(KTXL) — California’s second-largest reservoir has reached total capacity after a historical year for snowfall, with a large snowpack still left in the Sierra Nevada, according to the California Department of Water Resources.

In a dramatic transformation, Lake Oroville has gone from a lake elevation of around 782 feet at the start of June 2022 to its maximum height of nearly 900 feet on Friday.

This is the first time since February 2017 that Lake Oroville has reached or exceeded its total capacity.

It is the first since June and July of 2019 that the like has seen a summertime capacity of nearly 100 percent.

As of Friday, Lake Oroville is storing about 3.52 million-acre-feet-of-water (AF) behind Oroville Dam. The main spillway continues releasing water into the Feather River to allow for continued storage space.

In a report from the CADWR on Friday, they said that the lake’s current level may cause splashing over the walls of the emergency spillway on windy days, but they will be monitoring lake spillway conditions.

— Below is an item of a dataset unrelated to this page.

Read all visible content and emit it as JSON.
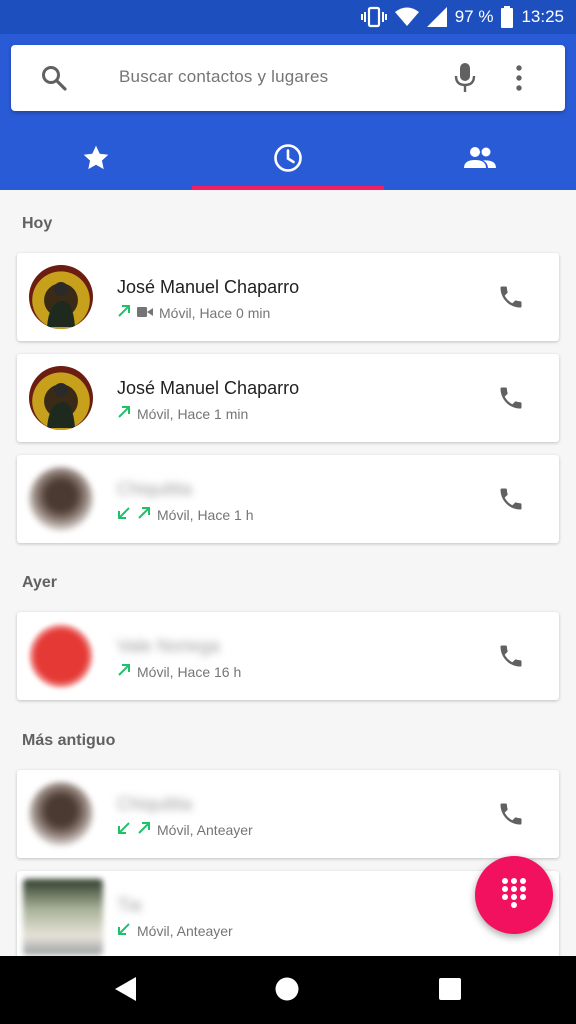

“While unlikely, DWR will be monitoring for the potential of any wave runup that might splash over the crest of the emergency spillway,” the DWR wrote in the report. “Wave splash will not affect the integrity of the emergency spillway structure or Oroville Dam.”

California’s largest reservoir, Lake Shasta is nearing total capacity with levels around 97 percent as of Friday.

Lake Shasta is currently holding around 4.4 million AF of water of its total 4.552 million AF capacity. Since June 2022, the lake has gained nearly 3 million AF of water.

Numerous other lakes around the state are seeing record historical average highs and are between 70 and 90 percent of their total capacities.